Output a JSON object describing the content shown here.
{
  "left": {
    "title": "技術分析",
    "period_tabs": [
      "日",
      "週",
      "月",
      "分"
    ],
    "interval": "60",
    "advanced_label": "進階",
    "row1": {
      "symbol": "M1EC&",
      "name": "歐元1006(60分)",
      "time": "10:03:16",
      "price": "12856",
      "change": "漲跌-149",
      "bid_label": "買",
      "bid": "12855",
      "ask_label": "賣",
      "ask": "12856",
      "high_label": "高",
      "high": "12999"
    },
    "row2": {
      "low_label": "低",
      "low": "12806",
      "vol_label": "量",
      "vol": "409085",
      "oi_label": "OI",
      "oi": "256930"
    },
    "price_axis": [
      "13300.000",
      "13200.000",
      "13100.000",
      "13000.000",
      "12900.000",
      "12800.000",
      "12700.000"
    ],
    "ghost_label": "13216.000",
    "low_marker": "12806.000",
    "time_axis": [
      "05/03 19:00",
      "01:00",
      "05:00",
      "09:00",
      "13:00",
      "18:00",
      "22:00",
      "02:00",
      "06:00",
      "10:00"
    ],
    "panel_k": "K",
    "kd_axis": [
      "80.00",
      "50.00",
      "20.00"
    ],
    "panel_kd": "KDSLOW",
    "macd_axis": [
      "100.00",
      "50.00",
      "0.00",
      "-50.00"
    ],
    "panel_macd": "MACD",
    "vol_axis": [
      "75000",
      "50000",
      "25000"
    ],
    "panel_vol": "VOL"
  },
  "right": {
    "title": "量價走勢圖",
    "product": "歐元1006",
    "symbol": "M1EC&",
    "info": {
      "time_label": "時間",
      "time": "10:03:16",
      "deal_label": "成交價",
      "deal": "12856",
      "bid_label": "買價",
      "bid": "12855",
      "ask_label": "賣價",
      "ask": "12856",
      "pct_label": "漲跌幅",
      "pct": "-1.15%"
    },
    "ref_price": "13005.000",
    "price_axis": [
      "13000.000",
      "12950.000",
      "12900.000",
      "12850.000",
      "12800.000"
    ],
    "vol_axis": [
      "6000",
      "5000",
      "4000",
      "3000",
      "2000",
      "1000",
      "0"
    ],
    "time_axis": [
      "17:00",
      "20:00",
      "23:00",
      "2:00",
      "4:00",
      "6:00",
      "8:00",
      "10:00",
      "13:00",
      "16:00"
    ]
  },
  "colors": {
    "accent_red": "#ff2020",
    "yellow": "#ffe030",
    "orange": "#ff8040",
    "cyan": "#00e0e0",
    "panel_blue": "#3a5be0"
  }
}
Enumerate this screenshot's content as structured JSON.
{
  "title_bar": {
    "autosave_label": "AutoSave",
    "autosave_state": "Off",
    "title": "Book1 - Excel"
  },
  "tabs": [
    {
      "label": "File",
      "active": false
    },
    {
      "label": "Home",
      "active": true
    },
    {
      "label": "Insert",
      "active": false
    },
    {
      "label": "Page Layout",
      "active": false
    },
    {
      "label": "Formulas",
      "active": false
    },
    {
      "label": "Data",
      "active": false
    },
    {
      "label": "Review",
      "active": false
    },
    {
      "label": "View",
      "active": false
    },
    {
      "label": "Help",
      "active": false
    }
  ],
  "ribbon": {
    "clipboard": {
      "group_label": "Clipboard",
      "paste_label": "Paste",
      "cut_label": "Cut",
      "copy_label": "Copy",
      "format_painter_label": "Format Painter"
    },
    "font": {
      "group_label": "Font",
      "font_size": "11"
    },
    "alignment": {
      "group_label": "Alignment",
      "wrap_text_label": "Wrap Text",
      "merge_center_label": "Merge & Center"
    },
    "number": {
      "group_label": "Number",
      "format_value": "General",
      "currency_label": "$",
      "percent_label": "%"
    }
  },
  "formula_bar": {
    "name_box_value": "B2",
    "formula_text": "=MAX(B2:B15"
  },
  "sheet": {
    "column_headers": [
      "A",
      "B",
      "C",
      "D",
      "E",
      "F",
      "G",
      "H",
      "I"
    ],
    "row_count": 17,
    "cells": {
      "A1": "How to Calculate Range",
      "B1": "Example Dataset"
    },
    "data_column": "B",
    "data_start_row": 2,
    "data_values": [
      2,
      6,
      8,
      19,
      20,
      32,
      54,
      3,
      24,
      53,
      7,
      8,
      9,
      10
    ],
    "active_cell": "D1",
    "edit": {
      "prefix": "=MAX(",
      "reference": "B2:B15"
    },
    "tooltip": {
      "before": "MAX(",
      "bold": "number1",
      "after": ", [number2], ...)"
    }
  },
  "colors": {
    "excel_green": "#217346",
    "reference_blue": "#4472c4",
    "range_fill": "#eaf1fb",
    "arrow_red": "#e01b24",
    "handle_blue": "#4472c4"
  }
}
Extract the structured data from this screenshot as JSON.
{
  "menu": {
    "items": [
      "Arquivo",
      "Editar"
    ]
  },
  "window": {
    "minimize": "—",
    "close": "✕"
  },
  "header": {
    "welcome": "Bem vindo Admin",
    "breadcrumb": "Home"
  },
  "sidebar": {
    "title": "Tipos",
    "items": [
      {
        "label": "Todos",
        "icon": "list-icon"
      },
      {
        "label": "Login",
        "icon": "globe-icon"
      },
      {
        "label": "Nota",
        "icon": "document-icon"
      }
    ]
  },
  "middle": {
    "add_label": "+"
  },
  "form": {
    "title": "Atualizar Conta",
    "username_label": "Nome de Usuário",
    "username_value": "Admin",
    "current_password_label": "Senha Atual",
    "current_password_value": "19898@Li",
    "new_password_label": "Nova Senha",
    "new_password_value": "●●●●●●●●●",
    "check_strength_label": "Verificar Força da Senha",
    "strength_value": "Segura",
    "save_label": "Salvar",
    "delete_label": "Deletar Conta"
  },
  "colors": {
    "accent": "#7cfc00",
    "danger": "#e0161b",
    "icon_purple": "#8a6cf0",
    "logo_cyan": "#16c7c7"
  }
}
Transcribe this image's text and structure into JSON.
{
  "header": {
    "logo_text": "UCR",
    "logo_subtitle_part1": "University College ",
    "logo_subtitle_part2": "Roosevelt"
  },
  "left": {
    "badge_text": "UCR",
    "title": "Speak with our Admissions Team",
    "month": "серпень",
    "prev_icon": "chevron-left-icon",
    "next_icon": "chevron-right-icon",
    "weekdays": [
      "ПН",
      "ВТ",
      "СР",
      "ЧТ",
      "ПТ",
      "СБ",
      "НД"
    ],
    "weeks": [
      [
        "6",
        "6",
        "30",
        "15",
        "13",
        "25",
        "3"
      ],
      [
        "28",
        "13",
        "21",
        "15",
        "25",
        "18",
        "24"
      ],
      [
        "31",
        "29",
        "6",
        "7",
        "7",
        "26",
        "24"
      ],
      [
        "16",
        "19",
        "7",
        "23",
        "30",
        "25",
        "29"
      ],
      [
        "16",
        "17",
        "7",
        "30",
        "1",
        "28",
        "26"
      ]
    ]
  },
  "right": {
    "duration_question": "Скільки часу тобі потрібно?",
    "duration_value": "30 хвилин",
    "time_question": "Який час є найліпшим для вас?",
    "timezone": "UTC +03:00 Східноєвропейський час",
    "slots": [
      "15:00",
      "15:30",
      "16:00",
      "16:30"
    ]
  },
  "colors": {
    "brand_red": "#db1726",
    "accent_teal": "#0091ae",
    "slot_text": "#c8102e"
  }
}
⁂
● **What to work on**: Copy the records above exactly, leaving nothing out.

● **Answer to the exercise**:
Output a JSON object describing the content shown here.
{
  "left": {
    "title": "技術分析",
    "period_tabs": [
      "日",
      "週",
      "月",
      "分"
    ],
    "interval": "60",
    "advanced_label": "進階",
    "row1": {
      "symbol": "M1EC&",
      "name": "歐元1006(60分)",
      "time": "10:03:16",
      "price": "12856",
      "change": "漲跌-149",
      "bid_label": "買",
      "bid": "12855",
      "ask_label": "賣",
      "ask": "12856",
      "high_label": "高",
      "high": "12999"
    },
    "row2": {
      "low_label": "低",
      "low": "12806",
      "vol_label": "量",
      "vol": "409085",
      "oi_label": "OI",
      "oi": "256930"
    },
    "price_axis": [
      "13300.000",
      "13200.000",
      "13100.000",
      "13000.000",
      "12900.000",
      "12800.000",
      "12700.000"
    ],
    "ghost_label": "13216.000",
    "low_marker": "12806.000",
    "time_axis": [
      "05/03 19:00",
      "01:00",
      "05:00",
      "09:00",
      "13:00",
      "18:00",
      "22:00",
      "02:00",
      "06:00",
      "10:00"
    ],
    "panel_k": "K",
    "kd_axis": [
      "80.00",
      "50.00",
      "20.00"
    ],
    "panel_kd": "KDSLOW",
    "macd_axis": [
      "100.00",
      "50.00",
      "0.00",
      "-50.00"
    ],
    "panel_macd": "MACD",
    "vol_axis": [
      "75000",
      "50000",
      "25000"
    ],
    "panel_vol": "VOL"
  },
  "right": {
    "title": "量價走勢圖",
    "product": "歐元1006",
    "symbol": "M1EC&",
    "info": {
      "time_label": "時間",
      "time": "10:03:16",
      "deal_label": "成交價",
      "deal": "12856",
      "bid_label": "買價",
      "bid": "12855",
      "ask_label": "賣價",
      "ask": "12856",
      "pct_label": "漲跌幅",
      "pct": "-1.15%"
    },
    "ref_price": "13005.000",
    "price_axis": [
      "13000.000",
      "12950.000",
      "12900.000",
      "12850.000",
      "12800.000"
    ],
    "vol_axis": [
      "6000",
      "5000",
      "4000",
      "3000",
      "2000",
      "1000",
      "0"
    ],
    "time_axis": [
      "17:00",
      "20:00",
      "23:00",
      "2:00",
      "4:00",
      "6:00",
      "8:00",
      "10:00",
      "13:00",
      "16:00"
    ]
  },
  "colors": {
    "accent_red": "#ff2020",
    "yellow": "#ffe030",
    "orange": "#ff8040",
    "cyan": "#00e0e0",
    "panel_blue": "#3a5be0"
  }
}
Enumerate this screenshot's content as structured JSON.
{
  "title_bar": {
    "autosave_label": "AutoSave",
    "autosave_state": "Off",
    "title": "Book1 - Excel"
  },
  "tabs": [
    {
      "label": "File",
      "active": false
    },
    {
      "label": "Home",
      "active": true
    },
    {
      "label": "Insert",
      "active": false
    },
    {
      "label": "Page Layout",
      "active": false
    },
    {
      "label": "Formulas",
      "active": false
    },
    {
      "label": "Data",
      "active": false
    },
    {
      "label": "Review",
      "active": false
    },
    {
      "label": "View",
      "active": false
    },
    {
      "label": "Help",
      "active": false
    }
  ],
  "ribbon": {
    "clipboard": {
      "group_label": "Clipboard",
      "paste_label": "Paste",
      "cut_label": "Cut",
      "copy_label": "Copy",
      "format_painter_label": "Format Painter"
    },
    "font": {
      "group_label": "Font",
      "font_size": "11"
    },
    "alignment": {
      "group_label": "Alignment",
      "wrap_text_label": "Wrap Text",
      "merge_center_label": "Merge & Center"
    },
    "number": {
      "group_label": "Number",
      "format_value": "General",
      "currency_label": "$",
      "percent_label": "%"
    }
  },
  "formula_bar": {
    "name_box_value": "B2",
    "formula_text": "=MAX(B2:B15"
  },
  "sheet": {
    "column_headers": [
      "A",
      "B",
      "C",
      "D",
      "E",
      "F",
      "G",
      "H",
      "I"
    ],
    "row_count": 17,
    "cells": {
      "A1": "How to Calculate Range",
      "B1": "Example Dataset"
    },
    "data_column": "B",
    "data_start_row": 2,
    "data_values": [
      2,
      6,
      8,
      19,
      20,
      32,
      54,
      3,
      24,
      53,
      7,
      8,
      9,
      10
    ],
    "active_cell": "D1",
    "edit": {
      "prefix": "=MAX(",
      "reference": "B2:B15"
    },
    "tooltip": {
      "before": "MAX(",
      "bold": "number1",
      "after": ", [number2], ...)"
    }
  },
  "colors": {
    "excel_green": "#217346",
    "reference_blue": "#4472c4",
    "range_fill": "#eaf1fb",
    "arrow_red": "#e01b24",
    "handle_blue": "#4472c4"
  }
}
Extract the structured data from this screenshot as JSON.
{
  "menu": {
    "items": [
      "Arquivo",
      "Editar"
    ]
  },
  "window": {
    "minimize": "—",
    "close": "✕"
  },
  "header": {
    "welcome": "Bem vindo Admin",
    "breadcrumb": "Home"
  },
  "sidebar": {
    "title": "Tipos",
    "items": [
      {
        "label": "Todos",
        "icon": "list-icon"
      },
      {
        "label": "Login",
        "icon": "globe-icon"
      },
      {
        "label": "Nota",
        "icon": "document-icon"
      }
    ]
  },
  "middle": {
    "add_label": "+"
  },
  "form": {
    "title": "Atualizar Conta",
    "username_label": "Nome de Usuário",
    "username_value": "Admin",
    "current_password_label": "Senha Atual",
    "current_password_value": "19898@Li",
    "new_password_label": "Nova Senha",
    "new_password_value": "●●●●●●●●●",
    "check_strength_label": "Verificar Força da Senha",
    "strength_value": "Segura",
    "save_label": "Salvar",
    "delete_label": "Deletar Conta"
  },
  "colors": {
    "accent": "#7cfc00",
    "danger": "#e0161b",
    "icon_purple": "#8a6cf0",
    "logo_cyan": "#16c7c7"
  }
}
Transcribe this image's text and structure into JSON.
{
  "header": {
    "logo_text": "UCR",
    "logo_subtitle_part1": "University College ",
    "logo_subtitle_part2": "Roosevelt"
  },
  "left": {
    "badge_text": "UCR",
    "title": "Speak with our Admissions Team",
    "month": "серпень",
    "prev_icon": "chevron-left-icon",
    "next_icon": "chevron-right-icon",
    "weekdays": [
      "ПН",
      "ВТ",
      "СР",
      "ЧТ",
      "ПТ",
      "СБ",
      "НД"
    ],
    "weeks": [
      [
        "6",
        "6",
        "30",
        "15",
        "13",
        "25",
        "3"
      ],
      [
        "28",
        "13",
        "21",
        "15",
        "25",
        "18",
        "24"
      ],
      [
        "31",
        "29",
        "6",
        "7",
        "7",
        "26",
        "24"
      ],
      [
        "16",
        "19",
        "7",
        "23",
        "30",
        "25",
        "29"
      ],
      [
        "16",
        "17",
        "7",
        "30",
        "1",
        "28",
        "26"
      ]
    ]
  },
  "right": {
    "duration_question": "Скільки часу тобі потрібно?",
    "duration_value": "30 хвилин",
    "time_question": "Який час є найліпшим для вас?",
    "timezone": "UTC +03:00 Східноєвропейський час",
    "slots": [
      "15:00",
      "15:30",
      "16:00",
      "16:30"
    ]
  },
  "colors": {
    "brand_red": "#db1726",
    "accent_teal": "#0091ae",
    "slot_text": "#c8102e"
  }
}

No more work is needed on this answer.